Using what there is to best advantage almost always means using less than what is available.
Consistency is one of the forms of beauty. Contrast is another.
Choose [your library of faces] slowly and well. Stay with your first choices long enough to learn their virtues and limitations before you move on.
With type as with philosophy, music and food, it is better to have a little of the best than to be swamped with the derivative, the careless, the routine.
Every alphabet is a culture.
On mathematics in typography: The mathematics are not here to impose drudgery upon anyone. On the contrary, they are here entirely for pleasure. They are here for the pleasure of those who like to examine what they are doing, or what they might do or have already done, perhaps in the hope of doing it still better.

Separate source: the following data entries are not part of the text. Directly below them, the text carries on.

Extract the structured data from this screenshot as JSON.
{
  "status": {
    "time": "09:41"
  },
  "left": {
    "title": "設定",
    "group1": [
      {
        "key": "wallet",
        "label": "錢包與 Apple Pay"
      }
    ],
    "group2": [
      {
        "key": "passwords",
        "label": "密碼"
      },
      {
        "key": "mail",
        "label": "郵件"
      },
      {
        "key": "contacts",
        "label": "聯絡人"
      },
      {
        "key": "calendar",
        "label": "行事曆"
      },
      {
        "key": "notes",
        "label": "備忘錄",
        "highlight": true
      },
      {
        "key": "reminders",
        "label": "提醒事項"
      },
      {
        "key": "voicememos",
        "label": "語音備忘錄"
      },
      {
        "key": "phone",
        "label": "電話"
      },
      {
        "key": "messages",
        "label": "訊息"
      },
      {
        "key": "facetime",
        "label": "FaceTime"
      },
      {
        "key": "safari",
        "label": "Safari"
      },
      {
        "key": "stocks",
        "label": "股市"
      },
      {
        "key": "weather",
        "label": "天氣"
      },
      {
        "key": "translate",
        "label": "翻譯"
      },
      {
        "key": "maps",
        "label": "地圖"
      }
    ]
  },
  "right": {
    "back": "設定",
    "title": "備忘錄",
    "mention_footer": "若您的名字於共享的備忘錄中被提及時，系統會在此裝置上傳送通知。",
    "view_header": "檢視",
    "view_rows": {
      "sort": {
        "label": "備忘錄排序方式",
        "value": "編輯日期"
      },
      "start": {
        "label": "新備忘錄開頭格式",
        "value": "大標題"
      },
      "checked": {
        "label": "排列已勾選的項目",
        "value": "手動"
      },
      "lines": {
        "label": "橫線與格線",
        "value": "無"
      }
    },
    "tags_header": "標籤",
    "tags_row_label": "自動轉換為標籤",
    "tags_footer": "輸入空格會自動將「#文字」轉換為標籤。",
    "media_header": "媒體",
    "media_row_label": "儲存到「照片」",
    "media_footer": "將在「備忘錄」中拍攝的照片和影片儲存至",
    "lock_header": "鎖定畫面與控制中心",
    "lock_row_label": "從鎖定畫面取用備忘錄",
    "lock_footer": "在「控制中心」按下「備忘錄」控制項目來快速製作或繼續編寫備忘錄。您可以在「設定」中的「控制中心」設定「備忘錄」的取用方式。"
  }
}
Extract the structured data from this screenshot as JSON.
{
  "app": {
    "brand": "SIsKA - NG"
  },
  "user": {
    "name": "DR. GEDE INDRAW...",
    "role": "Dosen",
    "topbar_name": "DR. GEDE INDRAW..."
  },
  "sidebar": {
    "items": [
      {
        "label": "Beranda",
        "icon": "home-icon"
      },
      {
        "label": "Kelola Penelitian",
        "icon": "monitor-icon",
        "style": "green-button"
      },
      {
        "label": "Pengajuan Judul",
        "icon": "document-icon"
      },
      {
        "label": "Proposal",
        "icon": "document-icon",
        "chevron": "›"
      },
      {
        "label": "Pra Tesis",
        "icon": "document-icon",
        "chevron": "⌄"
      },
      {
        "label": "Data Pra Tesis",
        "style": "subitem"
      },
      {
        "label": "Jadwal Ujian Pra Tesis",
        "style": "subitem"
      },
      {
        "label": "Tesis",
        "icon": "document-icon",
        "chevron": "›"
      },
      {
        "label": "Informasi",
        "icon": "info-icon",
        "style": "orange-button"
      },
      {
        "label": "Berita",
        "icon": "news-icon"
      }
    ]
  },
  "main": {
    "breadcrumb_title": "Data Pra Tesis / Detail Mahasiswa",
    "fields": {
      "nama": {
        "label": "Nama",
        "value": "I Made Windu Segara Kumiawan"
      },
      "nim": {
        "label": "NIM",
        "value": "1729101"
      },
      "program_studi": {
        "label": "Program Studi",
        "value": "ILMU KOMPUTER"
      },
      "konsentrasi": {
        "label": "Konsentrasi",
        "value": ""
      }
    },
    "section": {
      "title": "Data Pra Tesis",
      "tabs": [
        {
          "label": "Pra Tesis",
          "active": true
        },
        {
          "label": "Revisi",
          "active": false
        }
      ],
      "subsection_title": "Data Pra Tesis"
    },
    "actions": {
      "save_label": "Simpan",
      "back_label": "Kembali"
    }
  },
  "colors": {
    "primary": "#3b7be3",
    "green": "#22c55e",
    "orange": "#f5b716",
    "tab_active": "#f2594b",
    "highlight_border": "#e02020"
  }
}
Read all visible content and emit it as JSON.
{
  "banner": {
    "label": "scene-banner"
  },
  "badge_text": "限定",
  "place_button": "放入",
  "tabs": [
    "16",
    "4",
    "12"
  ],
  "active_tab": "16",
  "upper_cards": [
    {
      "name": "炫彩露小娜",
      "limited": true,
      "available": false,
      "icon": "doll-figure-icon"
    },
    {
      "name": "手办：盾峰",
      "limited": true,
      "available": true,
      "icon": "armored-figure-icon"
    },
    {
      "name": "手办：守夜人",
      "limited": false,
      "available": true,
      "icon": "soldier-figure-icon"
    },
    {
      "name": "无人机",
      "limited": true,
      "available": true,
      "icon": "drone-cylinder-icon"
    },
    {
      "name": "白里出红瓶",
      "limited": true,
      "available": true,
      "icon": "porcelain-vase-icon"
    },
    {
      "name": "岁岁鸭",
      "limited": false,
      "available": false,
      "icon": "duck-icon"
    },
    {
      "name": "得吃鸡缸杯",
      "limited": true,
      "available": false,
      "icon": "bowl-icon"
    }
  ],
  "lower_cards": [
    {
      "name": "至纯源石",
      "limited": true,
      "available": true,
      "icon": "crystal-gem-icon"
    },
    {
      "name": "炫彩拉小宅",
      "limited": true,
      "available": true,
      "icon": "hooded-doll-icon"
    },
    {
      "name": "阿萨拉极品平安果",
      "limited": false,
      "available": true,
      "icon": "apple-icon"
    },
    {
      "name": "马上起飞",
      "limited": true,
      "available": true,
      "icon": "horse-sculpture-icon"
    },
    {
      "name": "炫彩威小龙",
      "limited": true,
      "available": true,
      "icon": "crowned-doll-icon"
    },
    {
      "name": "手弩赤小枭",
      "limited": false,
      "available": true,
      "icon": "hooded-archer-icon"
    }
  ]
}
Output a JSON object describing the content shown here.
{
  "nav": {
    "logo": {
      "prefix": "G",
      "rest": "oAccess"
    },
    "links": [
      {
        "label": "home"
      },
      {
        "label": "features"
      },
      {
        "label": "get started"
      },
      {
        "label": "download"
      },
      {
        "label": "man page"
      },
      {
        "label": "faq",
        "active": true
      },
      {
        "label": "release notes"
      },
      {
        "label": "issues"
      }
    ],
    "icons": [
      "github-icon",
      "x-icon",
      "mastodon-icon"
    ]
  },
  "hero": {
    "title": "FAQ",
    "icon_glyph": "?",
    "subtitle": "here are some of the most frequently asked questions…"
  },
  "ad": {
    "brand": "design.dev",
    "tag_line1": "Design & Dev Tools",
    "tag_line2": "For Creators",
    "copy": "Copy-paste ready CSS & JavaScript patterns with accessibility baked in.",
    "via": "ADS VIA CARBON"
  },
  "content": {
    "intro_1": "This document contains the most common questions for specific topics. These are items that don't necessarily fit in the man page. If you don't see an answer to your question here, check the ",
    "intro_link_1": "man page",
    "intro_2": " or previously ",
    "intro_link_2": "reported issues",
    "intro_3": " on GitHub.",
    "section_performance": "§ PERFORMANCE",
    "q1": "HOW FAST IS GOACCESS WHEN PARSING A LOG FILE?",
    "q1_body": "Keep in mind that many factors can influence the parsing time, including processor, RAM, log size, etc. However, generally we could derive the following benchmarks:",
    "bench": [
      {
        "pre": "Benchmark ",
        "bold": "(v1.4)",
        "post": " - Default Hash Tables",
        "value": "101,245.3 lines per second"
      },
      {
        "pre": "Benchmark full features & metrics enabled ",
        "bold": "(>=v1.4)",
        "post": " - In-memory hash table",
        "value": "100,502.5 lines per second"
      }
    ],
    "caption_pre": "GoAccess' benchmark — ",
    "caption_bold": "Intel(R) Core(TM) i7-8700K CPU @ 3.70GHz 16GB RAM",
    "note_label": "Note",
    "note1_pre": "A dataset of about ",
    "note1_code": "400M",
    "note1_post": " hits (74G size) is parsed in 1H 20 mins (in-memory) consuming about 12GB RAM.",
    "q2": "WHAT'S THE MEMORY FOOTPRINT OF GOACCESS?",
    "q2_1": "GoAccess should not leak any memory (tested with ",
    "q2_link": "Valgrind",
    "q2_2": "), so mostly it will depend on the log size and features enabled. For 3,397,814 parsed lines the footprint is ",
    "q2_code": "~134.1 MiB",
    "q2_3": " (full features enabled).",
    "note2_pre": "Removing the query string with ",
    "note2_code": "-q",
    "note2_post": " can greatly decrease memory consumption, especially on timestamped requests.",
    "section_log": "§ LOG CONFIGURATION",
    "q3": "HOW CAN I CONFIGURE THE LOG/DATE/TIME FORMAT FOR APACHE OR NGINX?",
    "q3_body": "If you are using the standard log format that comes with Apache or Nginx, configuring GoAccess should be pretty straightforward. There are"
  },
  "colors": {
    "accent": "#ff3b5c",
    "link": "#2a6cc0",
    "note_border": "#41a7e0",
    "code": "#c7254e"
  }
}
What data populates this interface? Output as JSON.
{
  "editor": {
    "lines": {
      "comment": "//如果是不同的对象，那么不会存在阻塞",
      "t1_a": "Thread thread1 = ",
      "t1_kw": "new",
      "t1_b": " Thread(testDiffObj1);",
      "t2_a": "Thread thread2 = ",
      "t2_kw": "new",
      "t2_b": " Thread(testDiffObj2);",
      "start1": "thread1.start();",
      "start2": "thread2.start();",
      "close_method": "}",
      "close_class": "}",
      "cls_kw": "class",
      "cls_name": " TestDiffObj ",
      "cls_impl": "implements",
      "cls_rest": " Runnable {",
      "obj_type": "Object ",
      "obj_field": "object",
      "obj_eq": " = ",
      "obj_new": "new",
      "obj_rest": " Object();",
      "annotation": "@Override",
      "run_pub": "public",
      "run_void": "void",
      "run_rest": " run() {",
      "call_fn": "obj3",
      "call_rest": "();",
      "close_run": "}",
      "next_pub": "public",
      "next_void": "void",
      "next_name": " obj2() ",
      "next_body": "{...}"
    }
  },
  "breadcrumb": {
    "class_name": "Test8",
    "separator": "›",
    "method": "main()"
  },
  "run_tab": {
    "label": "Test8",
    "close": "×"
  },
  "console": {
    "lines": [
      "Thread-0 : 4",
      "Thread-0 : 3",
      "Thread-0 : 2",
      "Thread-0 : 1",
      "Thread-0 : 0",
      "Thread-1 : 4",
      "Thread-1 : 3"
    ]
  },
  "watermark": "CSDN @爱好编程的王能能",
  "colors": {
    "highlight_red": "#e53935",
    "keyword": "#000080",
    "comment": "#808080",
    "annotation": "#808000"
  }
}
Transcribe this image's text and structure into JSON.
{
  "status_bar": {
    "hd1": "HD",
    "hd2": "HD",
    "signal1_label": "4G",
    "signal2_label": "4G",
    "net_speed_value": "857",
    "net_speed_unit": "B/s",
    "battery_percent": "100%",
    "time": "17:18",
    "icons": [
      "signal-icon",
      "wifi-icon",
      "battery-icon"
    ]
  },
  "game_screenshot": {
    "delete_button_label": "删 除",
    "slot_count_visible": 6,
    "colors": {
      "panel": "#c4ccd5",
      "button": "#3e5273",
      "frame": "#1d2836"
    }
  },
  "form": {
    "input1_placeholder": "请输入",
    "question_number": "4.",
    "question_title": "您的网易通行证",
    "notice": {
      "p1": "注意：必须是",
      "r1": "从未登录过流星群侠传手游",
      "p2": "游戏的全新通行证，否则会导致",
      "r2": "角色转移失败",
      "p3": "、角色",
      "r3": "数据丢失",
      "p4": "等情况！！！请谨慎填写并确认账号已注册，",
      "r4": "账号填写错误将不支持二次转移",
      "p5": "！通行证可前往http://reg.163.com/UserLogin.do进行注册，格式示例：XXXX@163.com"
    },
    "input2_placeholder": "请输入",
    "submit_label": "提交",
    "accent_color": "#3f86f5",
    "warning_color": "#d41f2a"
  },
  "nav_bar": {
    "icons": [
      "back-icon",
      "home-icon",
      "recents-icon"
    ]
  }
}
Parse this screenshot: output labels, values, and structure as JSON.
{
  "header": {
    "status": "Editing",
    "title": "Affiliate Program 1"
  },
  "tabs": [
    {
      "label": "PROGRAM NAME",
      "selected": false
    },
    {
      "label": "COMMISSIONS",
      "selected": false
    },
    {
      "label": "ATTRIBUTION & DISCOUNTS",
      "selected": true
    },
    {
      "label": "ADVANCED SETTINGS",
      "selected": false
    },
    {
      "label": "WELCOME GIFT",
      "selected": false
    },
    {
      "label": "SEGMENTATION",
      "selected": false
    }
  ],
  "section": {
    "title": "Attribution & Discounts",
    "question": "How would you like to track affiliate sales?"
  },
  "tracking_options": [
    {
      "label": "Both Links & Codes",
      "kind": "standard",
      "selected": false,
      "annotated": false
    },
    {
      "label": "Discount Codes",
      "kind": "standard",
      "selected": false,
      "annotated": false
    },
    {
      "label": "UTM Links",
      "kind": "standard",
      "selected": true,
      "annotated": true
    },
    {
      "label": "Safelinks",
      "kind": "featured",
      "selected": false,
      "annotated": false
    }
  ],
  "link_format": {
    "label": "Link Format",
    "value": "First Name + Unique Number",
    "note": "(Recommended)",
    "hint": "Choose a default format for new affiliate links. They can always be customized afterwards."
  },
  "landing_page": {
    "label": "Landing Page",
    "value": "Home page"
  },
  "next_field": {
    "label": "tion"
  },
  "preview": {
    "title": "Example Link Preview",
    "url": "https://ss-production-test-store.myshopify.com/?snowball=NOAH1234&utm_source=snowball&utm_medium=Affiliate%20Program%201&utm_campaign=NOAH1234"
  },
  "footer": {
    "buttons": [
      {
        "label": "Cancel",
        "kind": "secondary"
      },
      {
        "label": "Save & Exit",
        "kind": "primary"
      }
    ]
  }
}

Don't restate the obvious [regarding the use of running headers in books].
Architects build perfectly proportioned kitchens, living rooms and bedrooms in which their clients will make, among other things, a mess. Typographers likewise build perfectly proportioned pages, then distort them on demand. The text takes precedence over the purity of the design.
The state of the art has more by far to do with the knowledge and skill of its practitioners than with the subtleties of their tools, but tools can constrain that skill or set if free. The limitations of the tools are therefore also of some interest.
Like a forest or a garden or a field, an honest page of letters can absorb – and will repay – all the attention it is given. Much type now, however, is delivered to computer screens. The best computer monitors now sold have barely adequate resolution (220 dpi: roughly a third the current norm for laser printers and less than a tenth of the norm for professional offset printing). When texts disintegrate into pixels, the eye goes looking for distraction, which the screen is all too able to provide... The underlying problem is that the scvreen mimics the sky instead of the earth. Note: a flagship phone in 2022 has approximately 500 pixels per inch. The 4K monitor I'm typing on has abour 200 pixels per inch.